I recently noticed a new church moved into our community: Victory Church. I’ve discovered, however, it’s not really all that new. The church was formed in 2000 and its original meetings were in a nearby mega-theater complex. Foreshadowing. Yet, I don’t recall the church being named “Victory Church” at that time, and the history of the church is notably absent from their Internet site. Nevertheless, the church has at least three other campuses and, along with fellow mega-church LCBC, is one of the fastest growing churches in our county and possibly the nation.
What Victory Church claims to offer is the “Next Step” in your Christian life. Indeed, “Next Step” is consistently and constantly marketed across their Internet site and church propaganda. What’s curiously absent from either context is what “Next Step” is or means. Here’s some of my speculation based on American church history of the last 125 years.
My first thought is that it’s probably a 21st century regeneration and modernization of the early 20th century “higher life” movement propagated by some independent, fundamental, and Pentecostal churches of that era. This un-Biblical and heterodox doctrine suggests Christians need a second infusion or “second blessing” of the Holy Spirit to live a “victorious” Christian life. Hence, the doctrine is also known as “the victorious Christian life” movement. Essentially, Christ and his life, including his finished work on the cross for salvation, imputed righteousness, present sanctification, and hope of Heaven, all of which include the gift and work of the Holy Spirit, is not enough for the present Christian life.
Early on, this dangerous and deceptively benign teaching infected Dallas Theological Seminary resulting in Charles Ryrie’s Balancing the Christian Life, a text I was subjected to in Bible college. (Thankfully, I was released from the bondage of this false doctrine by the true Biblical teaching regarding sanctification and a strong infusion of Reformation Calvinistic and Lutheran theology.
Later, this doctrinal mythology attached itself to Bill Bright and his Campus Crusade For Christ culminating in his pamphlet, Have You Made the Wonderful Discovery of the Spirit-Filled Life? also known affectionately as the “bird book” by its members.
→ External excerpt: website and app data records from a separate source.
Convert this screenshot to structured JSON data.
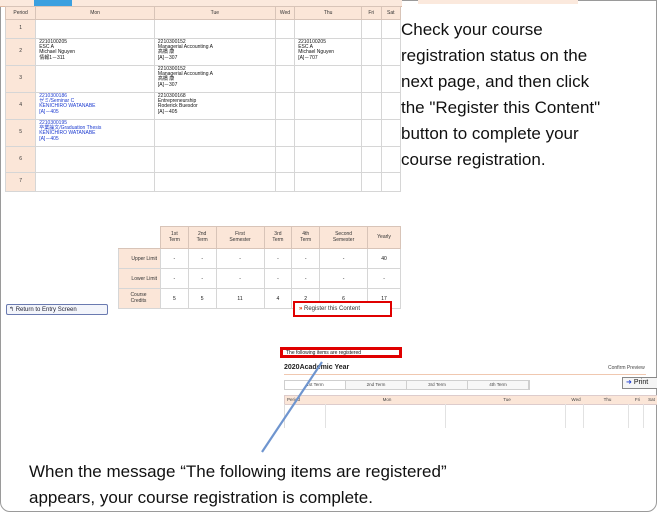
{
  "timetable": {
    "headers": [
      "Period",
      "Mon",
      "Tue",
      "Wed",
      "Thu",
      "Fri",
      "Sat"
    ],
    "rows": [
      {
        "period": "1",
        "mon": [],
        "tue": [],
        "thu": []
      },
      {
        "period": "2",
        "mon": [
          "2210100205",
          "ESC A",
          "Michael Nguyen",
          "情報1－311"
        ],
        "tue": [
          "2210300152",
          "Managerial Accounting A",
          "高橋 康",
          "[A]－307"
        ],
        "thu": [
          "2210100205",
          "ESC A",
          "Michael Nguyen",
          "[A]－707"
        ]
      },
      {
        "period": "3",
        "mon": [],
        "tue": [
          "2210300152",
          "Managerial Accounting A",
          "高橋 康",
          "[A]－307"
        ],
        "thu": []
      },
      {
        "period": "4",
        "mon": [
          "2210300186",
          "ゼミ/Seminar C",
          "KENICHIRO WATANABE",
          "[A]－405"
        ],
        "tue": [
          "2210300168",
          "Entrepreneurship",
          "Roderick Buesdor",
          "[A]－405"
        ],
        "thu": []
      },
      {
        "period": "5",
        "mon": [
          "2210300195",
          "卒業論文/Graduation Thesis",
          "KENICHIRO WATANABE",
          "[A]－405"
        ],
        "tue": [],
        "thu": []
      },
      {
        "period": "6",
        "mon": [],
        "tue": [],
        "thu": []
      },
      {
        "period": "7",
        "mon": [],
        "tue": [],
        "thu": []
      }
    ]
  },
  "credits": {
    "headers": [
      [
        "1st",
        "Term"
      ],
      [
        "2nd",
        "Term"
      ],
      [
        "First",
        "Semester"
      ],
      [
        "3rd",
        "Term"
      ],
      [
        "4th",
        "Term"
      ],
      [
        "Second",
        "Semester"
      ],
      [
        "Yearly",
        ""
      ]
    ],
    "rows": [
      {
        "label": "Upper Limit",
        "values": [
          "-",
          "-",
          "-",
          "-",
          "-",
          "-",
          "40"
        ]
      },
      {
        "label": "Lower Limit",
        "values": [
          "-",
          "-",
          "-",
          "-",
          "-",
          "-",
          "-"
        ]
      },
      {
        "label": [
          "Course",
          "Credits"
        ],
        "values": [
          "5",
          "5",
          "11",
          "4",
          "2",
          "6",
          "17"
        ]
      }
    ]
  },
  "buttons": {
    "return_label": "Return to Entry Screen",
    "register_label": "Register this Content",
    "print_label": "Print"
  },
  "instructions": {
    "lines": [
      "Check your course",
      "registration status on the",
      "next page, and then click",
      "the \"Register this Content\"",
      "button to complete your",
      "course registration."
    ]
  },
  "preview": {
    "message": "The following items are registered",
    "year": "2020Academic Year",
    "confirm": "Confirm Preview",
    "tabs": [
      "1st Term",
      "2nd Term",
      "3rd Term",
      "4th Term"
    ],
    "headers": [
      "Period",
      "Mon",
      "Tue",
      "Wed",
      "Thu",
      "Fri",
      "Sat"
    ]
  },
  "bottom_note": {
    "line1": "When the message “The following items are registered”",
    "line2": "appears, your course registration is complete."
  },
  "colors": {
    "accent_red": "#e00000",
    "header_bg": "#fbe6d8",
    "link_blue": "#1c3bd0"
  }
}
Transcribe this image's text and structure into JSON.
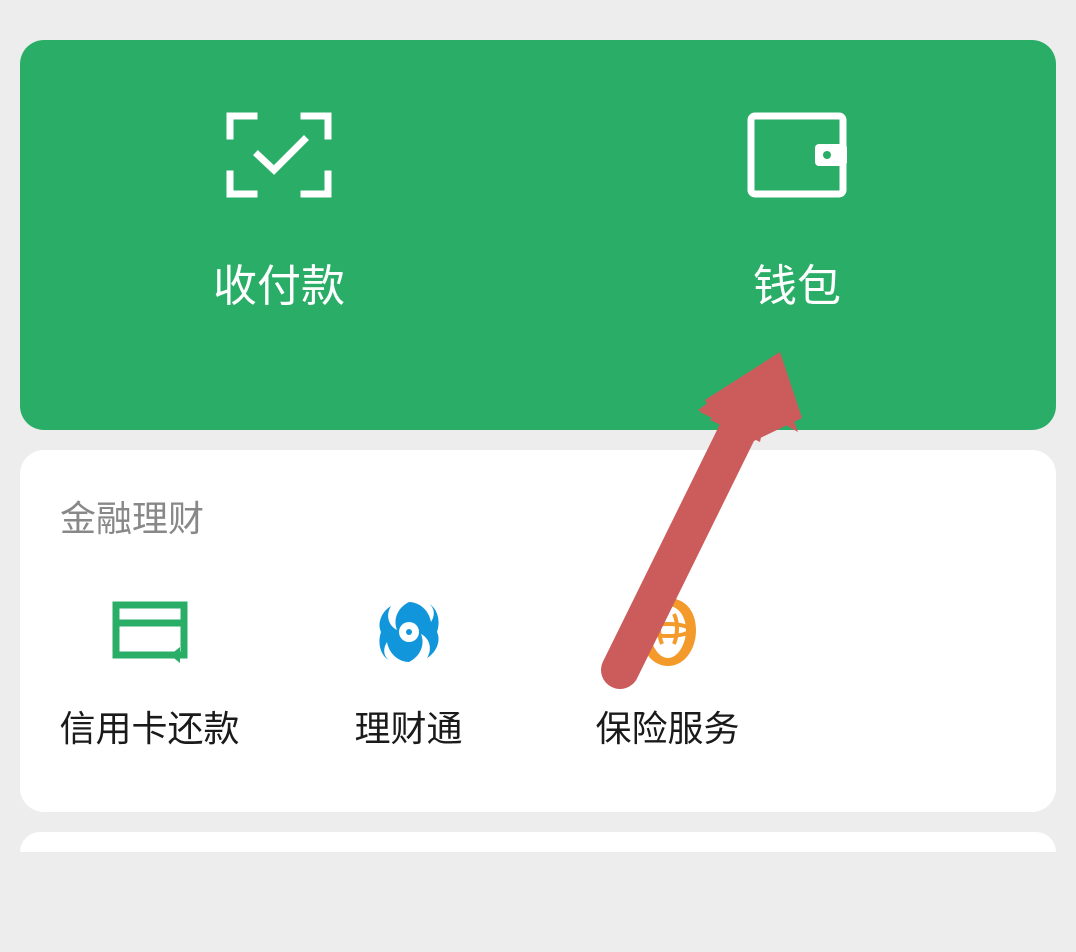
{
  "topCard": {
    "payReceive": {
      "label": "收付款"
    },
    "wallet": {
      "label": "钱包"
    }
  },
  "finance": {
    "title": "金融理财",
    "items": [
      {
        "label": "信用卡还款"
      },
      {
        "label": "理财通"
      },
      {
        "label": "保险服务"
      }
    ]
  },
  "colors": {
    "green": "#2aae67",
    "arrow": "#cc5b5b",
    "blue": "#1296db",
    "orange": "#f39a2b"
  }
}
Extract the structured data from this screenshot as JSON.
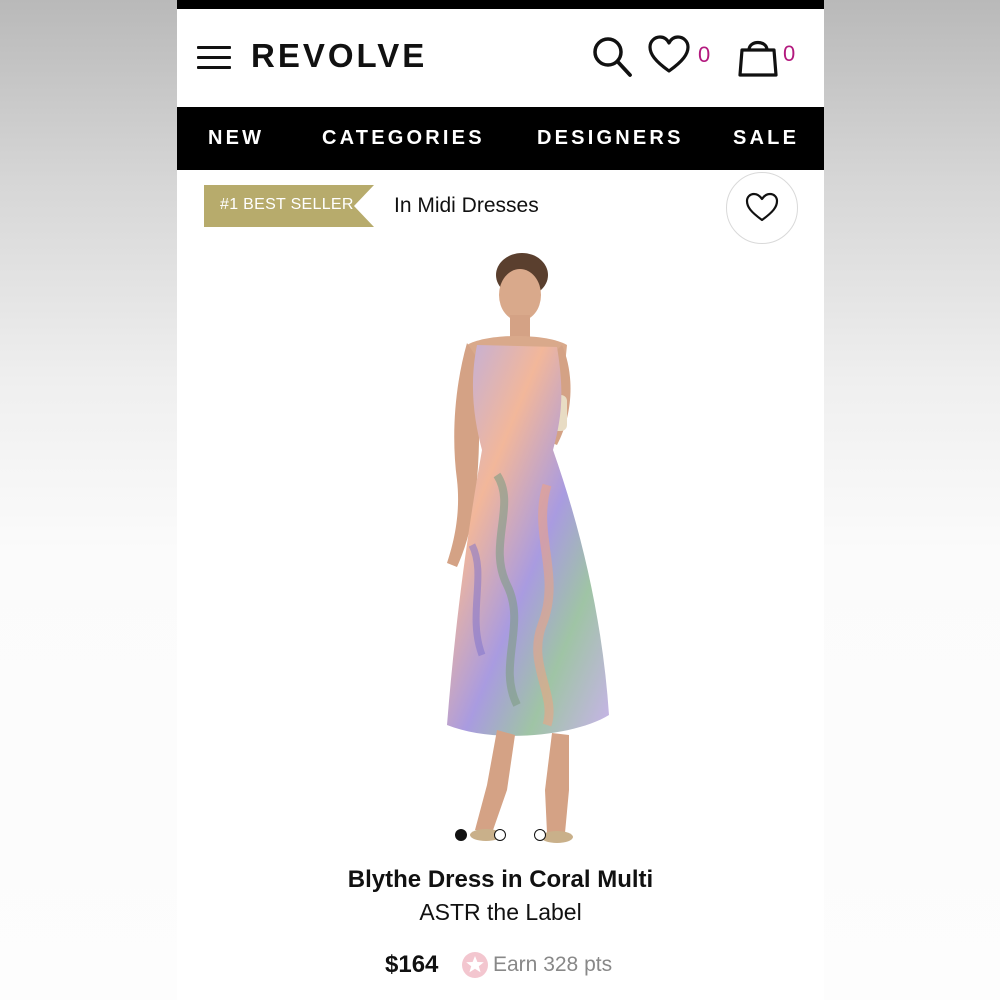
{
  "app": {
    "logo_text": "REVOLVE"
  },
  "header": {
    "icons": {
      "menu": "hamburger-menu-icon",
      "search": "search-icon",
      "wishlist": "heart-icon",
      "bag": "shopping-bag-icon"
    },
    "wishlist_count": "0",
    "bag_count": "0",
    "count_color": "#b3197e"
  },
  "nav": {
    "items": [
      {
        "label": "NEW"
      },
      {
        "label": "CATEGORIES"
      },
      {
        "label": "DESIGNERS"
      },
      {
        "label": "SALE"
      }
    ]
  },
  "badge": {
    "label": "#1 BEST SELLER",
    "category": "In Midi Dresses",
    "color": "#b7ab6c"
  },
  "product": {
    "name": "Blythe Dress in Coral Multi",
    "brand": "ASTR the Label",
    "price": "$164",
    "points": "Earn 328 pts",
    "image_slides": 3,
    "active_slide": 1
  },
  "colors": {
    "nav_bg": "#000000",
    "text": "#111111",
    "points_star": "#f3c6cf"
  }
}
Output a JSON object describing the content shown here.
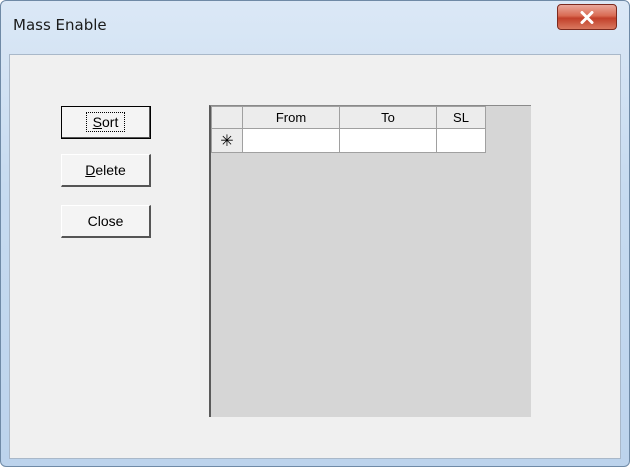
{
  "window": {
    "title": "Mass Enable"
  },
  "buttons": {
    "sort": {
      "label_prefix": "",
      "accel": "S",
      "label_rest": "ort"
    },
    "delete": {
      "label_prefix": "",
      "accel": "D",
      "label_rest": "elete"
    },
    "close": {
      "label": "Close"
    }
  },
  "grid": {
    "columns": [
      "From",
      "To",
      "SL"
    ],
    "new_row_marker": "✳",
    "rows": [
      {
        "from": "",
        "to": "",
        "sl": ""
      }
    ]
  },
  "icons": {
    "window_close": "close-icon",
    "new_row": "asterisk-icon"
  },
  "colors": {
    "close_button": "#c7432c",
    "grid_background": "#d6d6d6",
    "dialog_background": "#f0f0f0"
  }
}
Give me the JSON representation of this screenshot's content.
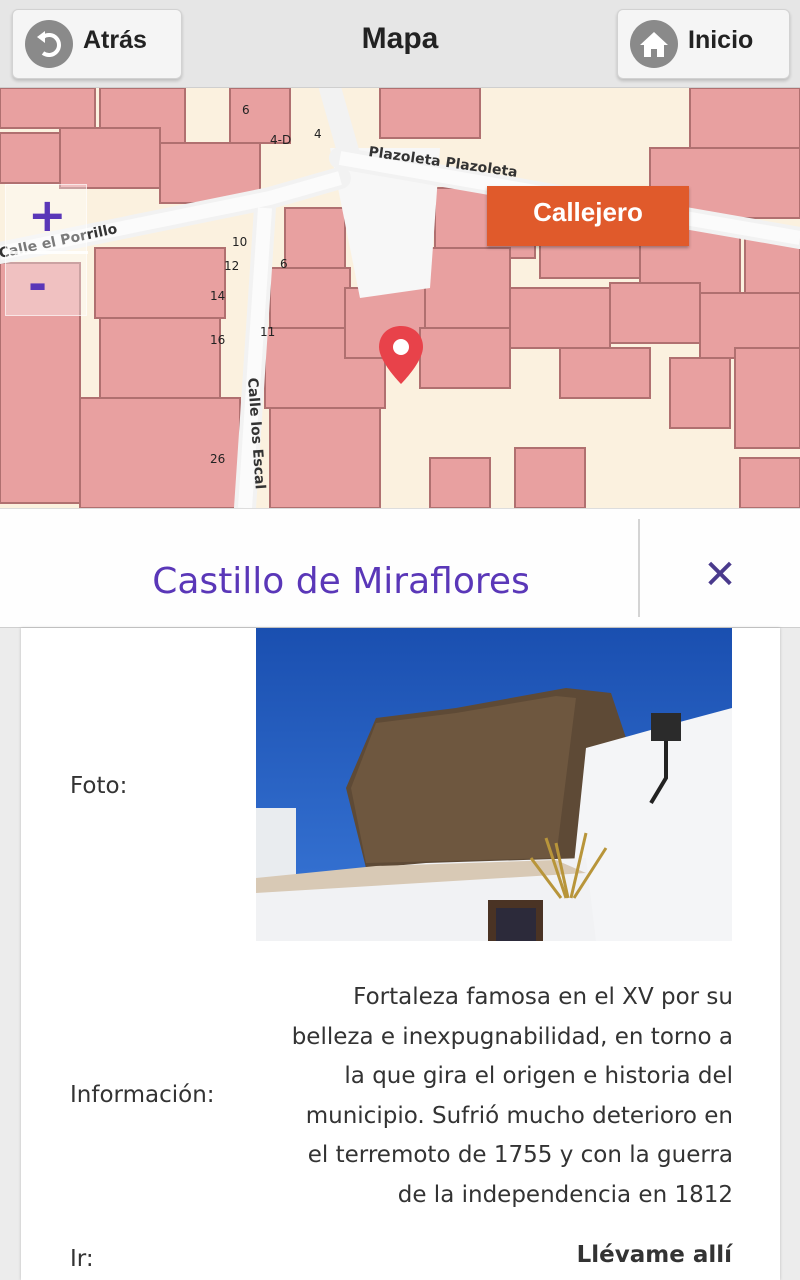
{
  "header": {
    "title": "Mapa",
    "back_label": "Atrás",
    "home_label": "Inicio",
    "back_icon": "back-arrow-icon",
    "home_icon": "home-icon"
  },
  "map": {
    "zoom_in": "+",
    "zoom_out": "-",
    "street_button": "Callejero",
    "streets": [
      "Calle el Porrillo",
      "Plazoleta Plazoleta",
      "Calle los Escal"
    ],
    "house_numbers": [
      "6",
      "4-D",
      "4",
      "10",
      "12",
      "6",
      "14",
      "16",
      "11",
      "26"
    ],
    "marker_icon": "location-pin-icon"
  },
  "place": {
    "title": "Castillo de Miraflores",
    "close_icon": "close-icon"
  },
  "details": {
    "photo_label": "Foto:",
    "info_label": "Información:",
    "info_lines": [
      "Fortaleza famosa en el XV por su",
      "belleza e inexpugnabilidad, en torno a",
      "la que gira el origen e historia del",
      "municipio. Sufrió mucho deterioro en",
      "el terremoto de 1755 y con la guerra",
      "de la independencia en 1812"
    ],
    "go_label": "Ir:",
    "go_link": "Llévame allí"
  },
  "colors": {
    "accent": "#5a37b8",
    "callejero": "#e05a2b",
    "building": "#e8a0a0",
    "marker": "#e8424a"
  }
}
In this adaption not only did you need to pray for an new filling of the Holy Spirit, but you need to take yourself off the throne of your life and put Jesus there by doing so. This is commonly known as “lordship” salvation in church history. In other words, at the point of salvation, a person has appropriated Jesus as Savior, but to be truly a victorious Christian you must make him “Lord” of your life. This doctrine still remains within Campus Crusade, even though they’ve disguised their name as CRU. Apparently, these knuckleheads do not realize Jesus Christ is God of very God is Lord of all things including his believers (whether they are obedient victorious servants or not). I’m also afraid this doctrine may be evident in my own church.
Is this what’s going on at Victory Church, Ephrata campus? I don’t know. Speculation, as I said earlier. But, these days, every Christian mega-church needs their nuance, or snake oil, to make them different from other hucksters and so proselytize Christians from other churches. Mostly, however, I believe it means: Victory Church is not for losers.
But why go to a church as Local Baptist Church or Your Town Presbyterian Church, when you can go to (loud voice, hands raised high, and shouting): VICTORY CHURCH! VICTORY CHURCH! VICTORY CHURCH! HELL YEAH! OOPS!